(Website and app data records)
**********

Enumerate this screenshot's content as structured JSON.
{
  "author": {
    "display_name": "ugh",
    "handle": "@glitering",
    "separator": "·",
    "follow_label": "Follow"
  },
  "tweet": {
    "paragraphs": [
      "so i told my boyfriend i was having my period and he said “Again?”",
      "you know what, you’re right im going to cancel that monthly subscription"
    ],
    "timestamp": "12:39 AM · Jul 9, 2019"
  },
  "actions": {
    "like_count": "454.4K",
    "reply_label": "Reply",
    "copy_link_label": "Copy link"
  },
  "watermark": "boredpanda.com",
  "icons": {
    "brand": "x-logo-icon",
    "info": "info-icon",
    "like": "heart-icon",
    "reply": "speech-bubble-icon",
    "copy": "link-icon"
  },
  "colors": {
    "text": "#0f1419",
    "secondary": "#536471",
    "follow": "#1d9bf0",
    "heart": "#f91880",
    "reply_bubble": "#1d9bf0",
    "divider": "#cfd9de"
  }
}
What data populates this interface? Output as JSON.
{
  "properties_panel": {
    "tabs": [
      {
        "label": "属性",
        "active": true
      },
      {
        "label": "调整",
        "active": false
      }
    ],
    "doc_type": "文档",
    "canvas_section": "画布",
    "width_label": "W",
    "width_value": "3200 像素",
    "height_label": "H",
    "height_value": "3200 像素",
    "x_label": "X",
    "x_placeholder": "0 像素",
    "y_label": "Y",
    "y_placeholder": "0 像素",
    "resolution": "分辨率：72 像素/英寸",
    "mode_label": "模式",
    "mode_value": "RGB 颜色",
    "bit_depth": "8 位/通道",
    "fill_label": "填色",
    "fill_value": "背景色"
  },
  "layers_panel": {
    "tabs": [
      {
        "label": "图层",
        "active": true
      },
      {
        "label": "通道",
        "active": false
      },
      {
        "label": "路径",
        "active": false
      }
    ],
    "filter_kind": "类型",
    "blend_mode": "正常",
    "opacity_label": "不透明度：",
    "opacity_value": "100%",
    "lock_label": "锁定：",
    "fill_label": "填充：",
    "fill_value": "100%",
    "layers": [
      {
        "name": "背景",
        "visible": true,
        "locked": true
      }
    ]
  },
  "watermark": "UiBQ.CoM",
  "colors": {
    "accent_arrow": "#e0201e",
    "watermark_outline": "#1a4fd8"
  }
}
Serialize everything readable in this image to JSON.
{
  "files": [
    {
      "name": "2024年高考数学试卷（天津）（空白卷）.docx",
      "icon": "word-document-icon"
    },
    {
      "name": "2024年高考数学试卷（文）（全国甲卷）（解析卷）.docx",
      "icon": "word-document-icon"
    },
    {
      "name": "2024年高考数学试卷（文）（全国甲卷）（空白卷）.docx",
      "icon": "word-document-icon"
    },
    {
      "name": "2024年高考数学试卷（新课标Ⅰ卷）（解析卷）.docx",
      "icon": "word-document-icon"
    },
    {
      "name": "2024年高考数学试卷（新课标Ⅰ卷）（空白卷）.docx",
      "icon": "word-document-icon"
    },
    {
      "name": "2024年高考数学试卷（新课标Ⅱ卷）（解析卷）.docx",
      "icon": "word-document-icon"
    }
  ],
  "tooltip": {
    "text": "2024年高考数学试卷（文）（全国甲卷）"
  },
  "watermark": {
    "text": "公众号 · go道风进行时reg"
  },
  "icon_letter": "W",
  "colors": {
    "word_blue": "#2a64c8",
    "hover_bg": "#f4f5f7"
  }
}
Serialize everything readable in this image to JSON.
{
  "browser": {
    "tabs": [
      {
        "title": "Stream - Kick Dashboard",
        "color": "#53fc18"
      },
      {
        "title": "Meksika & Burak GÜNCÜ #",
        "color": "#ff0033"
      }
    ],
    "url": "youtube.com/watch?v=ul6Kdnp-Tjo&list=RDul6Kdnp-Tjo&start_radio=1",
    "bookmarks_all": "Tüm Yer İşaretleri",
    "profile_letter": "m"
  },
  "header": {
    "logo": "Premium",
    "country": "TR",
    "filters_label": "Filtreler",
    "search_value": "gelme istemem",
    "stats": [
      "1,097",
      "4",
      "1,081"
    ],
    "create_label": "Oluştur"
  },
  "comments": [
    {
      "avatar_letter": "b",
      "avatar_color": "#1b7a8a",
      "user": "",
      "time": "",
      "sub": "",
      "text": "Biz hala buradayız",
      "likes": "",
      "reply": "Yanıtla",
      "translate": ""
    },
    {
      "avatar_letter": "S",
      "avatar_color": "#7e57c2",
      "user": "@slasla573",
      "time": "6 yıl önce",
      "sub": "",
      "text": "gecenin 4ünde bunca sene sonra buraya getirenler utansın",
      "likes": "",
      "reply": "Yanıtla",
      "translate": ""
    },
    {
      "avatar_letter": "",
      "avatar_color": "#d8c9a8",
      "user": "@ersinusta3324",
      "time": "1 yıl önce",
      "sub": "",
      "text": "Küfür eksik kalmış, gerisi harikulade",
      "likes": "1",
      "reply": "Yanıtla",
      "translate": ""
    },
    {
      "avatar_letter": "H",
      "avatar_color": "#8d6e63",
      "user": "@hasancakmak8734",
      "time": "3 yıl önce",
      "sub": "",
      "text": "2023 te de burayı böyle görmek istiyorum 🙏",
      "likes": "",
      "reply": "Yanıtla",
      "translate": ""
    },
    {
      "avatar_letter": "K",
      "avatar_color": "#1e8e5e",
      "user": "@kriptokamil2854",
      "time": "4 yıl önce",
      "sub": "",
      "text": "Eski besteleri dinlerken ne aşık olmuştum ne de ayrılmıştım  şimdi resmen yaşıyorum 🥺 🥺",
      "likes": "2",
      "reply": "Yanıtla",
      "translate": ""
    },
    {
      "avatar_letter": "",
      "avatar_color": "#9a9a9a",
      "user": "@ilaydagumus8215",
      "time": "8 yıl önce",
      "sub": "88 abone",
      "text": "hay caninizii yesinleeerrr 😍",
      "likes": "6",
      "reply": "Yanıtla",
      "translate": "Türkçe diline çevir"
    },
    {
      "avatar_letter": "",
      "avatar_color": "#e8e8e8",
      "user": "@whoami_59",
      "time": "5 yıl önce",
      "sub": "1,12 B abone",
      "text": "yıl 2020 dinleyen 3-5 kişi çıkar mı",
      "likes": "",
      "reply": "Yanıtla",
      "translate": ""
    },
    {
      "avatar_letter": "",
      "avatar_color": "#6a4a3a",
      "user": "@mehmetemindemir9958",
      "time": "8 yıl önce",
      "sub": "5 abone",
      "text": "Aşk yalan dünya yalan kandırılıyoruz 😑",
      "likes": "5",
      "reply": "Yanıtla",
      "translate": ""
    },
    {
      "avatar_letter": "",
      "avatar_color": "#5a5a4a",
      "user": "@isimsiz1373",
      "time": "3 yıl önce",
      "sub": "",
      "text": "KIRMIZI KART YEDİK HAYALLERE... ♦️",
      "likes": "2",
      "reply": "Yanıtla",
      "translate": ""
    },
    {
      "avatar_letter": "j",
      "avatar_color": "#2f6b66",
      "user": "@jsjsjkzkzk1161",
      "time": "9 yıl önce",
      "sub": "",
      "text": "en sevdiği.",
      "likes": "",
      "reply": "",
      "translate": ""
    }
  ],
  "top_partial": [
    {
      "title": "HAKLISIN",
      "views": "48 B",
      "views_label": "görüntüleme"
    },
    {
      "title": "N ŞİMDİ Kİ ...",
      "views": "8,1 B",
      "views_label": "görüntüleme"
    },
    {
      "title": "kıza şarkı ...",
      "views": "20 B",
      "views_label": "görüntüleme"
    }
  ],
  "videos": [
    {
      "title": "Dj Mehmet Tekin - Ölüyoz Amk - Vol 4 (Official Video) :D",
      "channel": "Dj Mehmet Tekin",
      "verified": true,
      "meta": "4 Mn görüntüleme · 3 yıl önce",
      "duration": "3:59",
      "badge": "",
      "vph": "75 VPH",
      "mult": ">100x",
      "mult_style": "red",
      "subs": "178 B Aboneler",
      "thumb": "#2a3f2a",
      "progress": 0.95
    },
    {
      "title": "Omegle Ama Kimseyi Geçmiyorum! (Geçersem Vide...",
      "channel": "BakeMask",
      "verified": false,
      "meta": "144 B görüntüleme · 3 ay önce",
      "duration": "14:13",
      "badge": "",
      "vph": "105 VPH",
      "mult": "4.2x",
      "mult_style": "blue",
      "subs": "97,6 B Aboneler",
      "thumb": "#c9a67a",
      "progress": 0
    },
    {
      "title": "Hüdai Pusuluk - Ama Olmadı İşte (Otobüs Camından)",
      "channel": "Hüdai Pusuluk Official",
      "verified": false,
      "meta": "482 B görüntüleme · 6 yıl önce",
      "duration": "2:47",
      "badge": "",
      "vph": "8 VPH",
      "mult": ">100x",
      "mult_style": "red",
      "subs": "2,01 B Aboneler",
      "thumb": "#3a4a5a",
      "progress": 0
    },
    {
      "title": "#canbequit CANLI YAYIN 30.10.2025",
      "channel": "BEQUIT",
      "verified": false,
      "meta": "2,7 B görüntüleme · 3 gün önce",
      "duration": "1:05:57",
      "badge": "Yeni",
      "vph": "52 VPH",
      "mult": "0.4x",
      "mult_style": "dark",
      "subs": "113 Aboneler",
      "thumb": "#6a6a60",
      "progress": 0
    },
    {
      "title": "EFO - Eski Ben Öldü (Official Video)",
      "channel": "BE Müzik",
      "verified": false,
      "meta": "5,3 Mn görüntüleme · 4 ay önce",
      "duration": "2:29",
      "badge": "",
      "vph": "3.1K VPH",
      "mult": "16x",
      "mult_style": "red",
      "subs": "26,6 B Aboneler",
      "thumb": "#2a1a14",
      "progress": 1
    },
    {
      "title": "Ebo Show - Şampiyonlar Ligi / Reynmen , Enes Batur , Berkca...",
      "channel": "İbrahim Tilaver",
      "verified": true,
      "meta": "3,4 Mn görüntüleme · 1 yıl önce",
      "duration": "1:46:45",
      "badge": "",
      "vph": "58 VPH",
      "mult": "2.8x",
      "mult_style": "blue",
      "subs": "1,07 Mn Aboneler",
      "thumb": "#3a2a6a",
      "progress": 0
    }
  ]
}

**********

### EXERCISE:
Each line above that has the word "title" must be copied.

### EXERCISE RESPONSE:
        "title": "Stream - Kick Dashboard",
        "title": "Meksika & Burak GÜNCÜ #",
      "title": "HAKLISIN",
      "title": "N ŞİMDİ Kİ ...",
      "title": "kıza şarkı ...",
      "title": "Dj Mehmet Tekin - Ölüyoz Amk - Vol 4 (Official Video) :D",
      "title": "Omegle Ama Kimseyi Geçmiyorum! (Geçersem Vide...",
      "title": "Hüdai Pusuluk - Ama Olmadı İşte (Otobüs Camından)",
      "title": "#canbequit CANLI YAYIN 30.10.2025",
      "title": "EFO - Eski Ben Öldü (Official Video)",
      "title": "Ebo Show - Şampiyonlar Ligi / Reynmen , Enes Batur , Berkca...",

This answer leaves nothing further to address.